My sister took me from the Meadow Wood Apartments and I would never return. I would only live with Megan for 8 months but they were absolutely paramount in my healing and rediscovery of self-worth. My sister and I never got along when we lived together as children, and this second go round was no exception. We fought a lot, but I needed that, I needed someone to lead me into a fight, to rekindle the fire that had been lying dormant inside me. I don’t know if she did it on purpose or if it was pure happenstance but I will always be grateful.
I did get a Super Nintendo that year, my Aunt Carol who I hadn’t yet forgiven for stranding me with my parents sent a card for Xmas. She lived at the other side of town, so clearly she wasn’t ready to see me yet either, be it from guilt, shame, or disgust. The card arrived a week early and had 3 crisp One Hundred Dollar bills inside. Not willing to make the same mistake for a third time, I immediately got on my brother-in-laws bike and pedaled down to the local game store, the Game Exchange. I walked straight to the counter and asked for a Super Nintendo. The shop keeper, a pudgy guy named Al, told me I was lucky they had just gotten some in. I left the shop with a brand new SNES and a copy of Final Fantasy 2, the bulk made it impossible to ride home, but I was content to walk.
At the time I thought that this was my finest hour, and that the pendulum of life had finally swung in my favor. Alas, as all pendulums are want to do, it swung back the other way. By June of 1992 my sister could no longer afford to keep me, we were evicted from the house we were living in, and in an unlikely turn of events my grandmother agreed to let me sleep on the couch at her house. The peace between us would only last a few weeks. I was cast out of the house, and told I was dead to the family. I lived on the rocks above the train tracks for 6 weeks, in that span I had managed to get back in touch with Junior Careers and resume my life as a candy con man. In my 6 weeks of homelessness I did have brief interludes as a normal boy, where a friend who lived close by would let me stay at his house while his mom and dad were at work. We played my SNES endlessly, and if nothing else it gave me a place to shower and stay out of the heat. From this point on my life would get better, not in a single leap or bound but in the steady upward thrust of switchbacks. It did of course have lows left for me to traverse, but that is the nature of life and it never went as low as the fall of 1991.
I know this tale seems sad, but I can tell you, now more than 20 years removed from all of this, I have no regrets. My life is now better than I could have ever imagined. I served in the military, graduated college, have a game collection I enjoy, unbelievably good friends, and a wife I don’t deserve. The indignities of my childhood seem a pitifully small price to have what I do today. If I had not gone through all of that I never would have made it here. Life isn’t always an easy journey, but when it’s hard you must keep going. The dawn of every new day takes you closer to a new beginning, if you stop you will never arrive.

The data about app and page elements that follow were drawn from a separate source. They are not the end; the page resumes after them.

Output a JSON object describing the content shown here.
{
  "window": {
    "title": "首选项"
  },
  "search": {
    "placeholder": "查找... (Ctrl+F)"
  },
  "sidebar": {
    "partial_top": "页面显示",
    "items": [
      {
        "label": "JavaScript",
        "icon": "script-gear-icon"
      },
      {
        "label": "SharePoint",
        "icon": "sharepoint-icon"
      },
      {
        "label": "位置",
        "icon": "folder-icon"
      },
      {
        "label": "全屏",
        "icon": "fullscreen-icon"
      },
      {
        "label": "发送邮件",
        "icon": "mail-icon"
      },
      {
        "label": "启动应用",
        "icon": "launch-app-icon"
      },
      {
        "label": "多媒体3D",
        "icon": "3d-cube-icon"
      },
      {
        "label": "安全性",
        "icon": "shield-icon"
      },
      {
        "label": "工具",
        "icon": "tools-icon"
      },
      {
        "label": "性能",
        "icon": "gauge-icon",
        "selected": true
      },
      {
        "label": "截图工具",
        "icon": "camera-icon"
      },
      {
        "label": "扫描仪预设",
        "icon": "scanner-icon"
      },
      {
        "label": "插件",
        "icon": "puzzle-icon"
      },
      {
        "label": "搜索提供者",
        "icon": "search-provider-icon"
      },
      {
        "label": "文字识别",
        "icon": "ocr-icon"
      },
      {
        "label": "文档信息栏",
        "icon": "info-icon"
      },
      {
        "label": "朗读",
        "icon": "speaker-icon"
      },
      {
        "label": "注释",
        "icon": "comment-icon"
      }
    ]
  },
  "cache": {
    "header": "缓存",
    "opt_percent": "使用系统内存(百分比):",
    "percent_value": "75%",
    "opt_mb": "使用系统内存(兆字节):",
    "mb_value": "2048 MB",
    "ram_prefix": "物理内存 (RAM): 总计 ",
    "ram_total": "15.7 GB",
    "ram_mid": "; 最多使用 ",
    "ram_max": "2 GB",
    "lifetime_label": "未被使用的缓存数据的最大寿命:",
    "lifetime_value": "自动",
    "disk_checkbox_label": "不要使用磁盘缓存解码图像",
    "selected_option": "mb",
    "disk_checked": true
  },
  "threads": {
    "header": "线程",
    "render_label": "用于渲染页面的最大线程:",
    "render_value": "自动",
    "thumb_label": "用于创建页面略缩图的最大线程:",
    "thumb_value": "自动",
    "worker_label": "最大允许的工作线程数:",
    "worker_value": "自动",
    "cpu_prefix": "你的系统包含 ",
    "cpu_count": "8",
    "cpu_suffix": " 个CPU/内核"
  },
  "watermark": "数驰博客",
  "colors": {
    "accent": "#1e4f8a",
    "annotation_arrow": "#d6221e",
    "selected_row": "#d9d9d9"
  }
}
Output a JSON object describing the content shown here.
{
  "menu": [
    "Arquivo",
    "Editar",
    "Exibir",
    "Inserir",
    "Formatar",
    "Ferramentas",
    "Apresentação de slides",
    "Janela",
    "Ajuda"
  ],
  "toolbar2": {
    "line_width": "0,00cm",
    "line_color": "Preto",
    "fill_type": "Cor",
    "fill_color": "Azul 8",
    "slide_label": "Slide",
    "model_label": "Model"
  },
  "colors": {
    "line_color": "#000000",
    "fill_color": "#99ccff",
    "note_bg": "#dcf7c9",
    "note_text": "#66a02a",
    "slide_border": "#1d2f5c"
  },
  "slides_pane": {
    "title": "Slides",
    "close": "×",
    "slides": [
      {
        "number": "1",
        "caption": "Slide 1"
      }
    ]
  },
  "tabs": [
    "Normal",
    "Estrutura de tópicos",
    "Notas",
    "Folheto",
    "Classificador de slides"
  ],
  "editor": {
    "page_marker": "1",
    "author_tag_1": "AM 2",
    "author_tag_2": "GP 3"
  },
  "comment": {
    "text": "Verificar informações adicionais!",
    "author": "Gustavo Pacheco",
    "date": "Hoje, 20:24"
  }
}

PS: While I have lost most of the things I owned in life prior to the age of 14, I have somehow managed to hold onto that Super Nintendo, it is one of the the last relic from that part of my life.